> Aim of the task
Go over the material below and report every line that contains the word "username".

> Input
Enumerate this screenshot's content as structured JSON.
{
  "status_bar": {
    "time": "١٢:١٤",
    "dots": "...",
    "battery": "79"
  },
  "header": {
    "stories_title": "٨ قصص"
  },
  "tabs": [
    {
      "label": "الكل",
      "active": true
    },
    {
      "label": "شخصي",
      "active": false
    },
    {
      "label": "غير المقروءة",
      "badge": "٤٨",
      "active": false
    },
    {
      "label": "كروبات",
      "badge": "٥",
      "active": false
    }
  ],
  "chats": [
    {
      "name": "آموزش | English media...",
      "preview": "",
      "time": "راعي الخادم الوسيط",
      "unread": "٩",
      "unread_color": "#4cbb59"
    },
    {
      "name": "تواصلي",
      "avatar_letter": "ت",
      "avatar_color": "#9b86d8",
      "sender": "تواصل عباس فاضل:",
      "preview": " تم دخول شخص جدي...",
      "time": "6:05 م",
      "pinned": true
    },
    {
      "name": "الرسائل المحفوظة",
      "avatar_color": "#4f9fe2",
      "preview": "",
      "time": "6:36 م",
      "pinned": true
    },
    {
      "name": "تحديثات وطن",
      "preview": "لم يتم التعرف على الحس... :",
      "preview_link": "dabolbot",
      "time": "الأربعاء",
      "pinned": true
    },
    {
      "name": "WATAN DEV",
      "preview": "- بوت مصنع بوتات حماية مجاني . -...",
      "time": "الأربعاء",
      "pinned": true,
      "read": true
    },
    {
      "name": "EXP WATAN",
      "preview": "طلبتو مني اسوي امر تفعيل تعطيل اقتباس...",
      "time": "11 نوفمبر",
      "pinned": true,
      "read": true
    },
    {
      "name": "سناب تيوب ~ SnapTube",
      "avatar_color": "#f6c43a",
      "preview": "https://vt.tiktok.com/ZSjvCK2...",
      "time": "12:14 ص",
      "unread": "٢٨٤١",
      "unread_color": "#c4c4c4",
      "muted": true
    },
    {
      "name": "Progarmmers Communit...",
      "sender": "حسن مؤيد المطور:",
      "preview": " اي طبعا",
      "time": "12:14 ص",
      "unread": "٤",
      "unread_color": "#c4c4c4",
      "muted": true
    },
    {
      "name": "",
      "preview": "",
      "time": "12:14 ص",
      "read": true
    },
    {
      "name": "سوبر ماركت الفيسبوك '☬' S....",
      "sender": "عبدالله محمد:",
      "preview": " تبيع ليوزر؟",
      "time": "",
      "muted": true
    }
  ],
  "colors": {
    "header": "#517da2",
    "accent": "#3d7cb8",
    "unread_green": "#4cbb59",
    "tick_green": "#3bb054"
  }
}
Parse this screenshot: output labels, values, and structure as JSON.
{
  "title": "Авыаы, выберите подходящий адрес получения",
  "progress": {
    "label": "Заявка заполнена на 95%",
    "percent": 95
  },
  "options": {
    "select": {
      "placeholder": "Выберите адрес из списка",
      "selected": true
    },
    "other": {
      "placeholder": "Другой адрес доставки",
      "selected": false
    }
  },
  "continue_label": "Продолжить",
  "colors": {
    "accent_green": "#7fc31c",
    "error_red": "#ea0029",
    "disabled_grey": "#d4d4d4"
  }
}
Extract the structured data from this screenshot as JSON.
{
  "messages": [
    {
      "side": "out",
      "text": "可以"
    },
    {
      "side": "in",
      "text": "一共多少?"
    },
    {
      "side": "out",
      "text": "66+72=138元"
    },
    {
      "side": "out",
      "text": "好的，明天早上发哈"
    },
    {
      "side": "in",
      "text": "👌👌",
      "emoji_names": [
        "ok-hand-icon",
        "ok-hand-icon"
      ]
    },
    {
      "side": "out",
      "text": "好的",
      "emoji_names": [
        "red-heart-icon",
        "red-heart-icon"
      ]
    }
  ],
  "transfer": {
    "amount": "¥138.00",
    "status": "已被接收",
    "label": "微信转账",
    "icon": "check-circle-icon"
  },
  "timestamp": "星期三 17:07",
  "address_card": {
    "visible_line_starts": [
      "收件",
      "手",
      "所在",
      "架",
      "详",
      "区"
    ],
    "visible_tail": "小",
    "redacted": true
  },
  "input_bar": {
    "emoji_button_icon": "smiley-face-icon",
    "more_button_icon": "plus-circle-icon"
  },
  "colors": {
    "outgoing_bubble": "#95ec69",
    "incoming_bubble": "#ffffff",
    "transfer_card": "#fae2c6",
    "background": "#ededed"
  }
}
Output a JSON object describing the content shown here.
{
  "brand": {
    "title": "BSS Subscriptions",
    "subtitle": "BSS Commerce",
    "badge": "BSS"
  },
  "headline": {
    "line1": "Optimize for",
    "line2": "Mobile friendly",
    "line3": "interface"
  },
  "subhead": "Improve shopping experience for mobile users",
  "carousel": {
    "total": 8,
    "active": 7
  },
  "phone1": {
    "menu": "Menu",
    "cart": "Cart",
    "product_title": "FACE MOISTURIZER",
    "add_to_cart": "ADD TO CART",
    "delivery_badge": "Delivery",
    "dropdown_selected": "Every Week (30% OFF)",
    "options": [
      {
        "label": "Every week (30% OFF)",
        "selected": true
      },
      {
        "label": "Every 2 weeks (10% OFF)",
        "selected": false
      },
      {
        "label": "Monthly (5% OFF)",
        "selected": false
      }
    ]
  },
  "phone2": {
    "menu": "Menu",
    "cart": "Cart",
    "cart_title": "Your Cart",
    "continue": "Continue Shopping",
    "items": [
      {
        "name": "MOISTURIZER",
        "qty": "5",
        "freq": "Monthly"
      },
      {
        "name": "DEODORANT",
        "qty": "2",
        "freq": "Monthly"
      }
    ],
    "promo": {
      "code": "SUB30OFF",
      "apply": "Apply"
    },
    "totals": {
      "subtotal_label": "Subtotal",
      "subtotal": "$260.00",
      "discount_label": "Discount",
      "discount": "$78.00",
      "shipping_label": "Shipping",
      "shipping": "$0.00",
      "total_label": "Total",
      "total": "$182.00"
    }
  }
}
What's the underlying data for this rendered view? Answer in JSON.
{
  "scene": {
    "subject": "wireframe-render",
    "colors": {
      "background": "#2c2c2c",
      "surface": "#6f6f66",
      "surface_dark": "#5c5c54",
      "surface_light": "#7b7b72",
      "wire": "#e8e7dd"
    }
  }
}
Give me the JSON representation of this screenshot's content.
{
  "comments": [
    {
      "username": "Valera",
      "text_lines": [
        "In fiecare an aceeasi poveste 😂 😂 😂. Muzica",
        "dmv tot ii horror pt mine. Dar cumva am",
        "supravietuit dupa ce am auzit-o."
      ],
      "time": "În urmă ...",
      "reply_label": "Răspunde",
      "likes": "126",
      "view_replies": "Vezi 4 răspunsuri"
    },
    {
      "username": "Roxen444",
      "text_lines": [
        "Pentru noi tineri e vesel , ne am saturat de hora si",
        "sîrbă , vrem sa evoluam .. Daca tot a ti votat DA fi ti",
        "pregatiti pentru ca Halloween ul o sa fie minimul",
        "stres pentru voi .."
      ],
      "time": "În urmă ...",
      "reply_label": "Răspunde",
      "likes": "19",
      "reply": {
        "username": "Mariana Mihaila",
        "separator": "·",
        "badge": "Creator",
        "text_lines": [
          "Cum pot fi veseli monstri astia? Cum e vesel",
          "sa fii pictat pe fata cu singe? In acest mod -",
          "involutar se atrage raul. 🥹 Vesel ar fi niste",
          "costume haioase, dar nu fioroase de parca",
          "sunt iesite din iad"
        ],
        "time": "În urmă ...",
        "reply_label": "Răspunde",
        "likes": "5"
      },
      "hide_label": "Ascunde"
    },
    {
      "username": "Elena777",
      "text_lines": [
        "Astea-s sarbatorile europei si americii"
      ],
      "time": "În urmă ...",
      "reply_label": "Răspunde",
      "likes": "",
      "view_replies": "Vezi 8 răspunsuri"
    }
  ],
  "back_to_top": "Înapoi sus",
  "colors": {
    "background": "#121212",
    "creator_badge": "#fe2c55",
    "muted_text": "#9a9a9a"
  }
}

> Answer for this exercise
      "username": "Valera",
      "username": "Roxen444",
        "username": "Mariana Mihaila",
      "username": "Elena777",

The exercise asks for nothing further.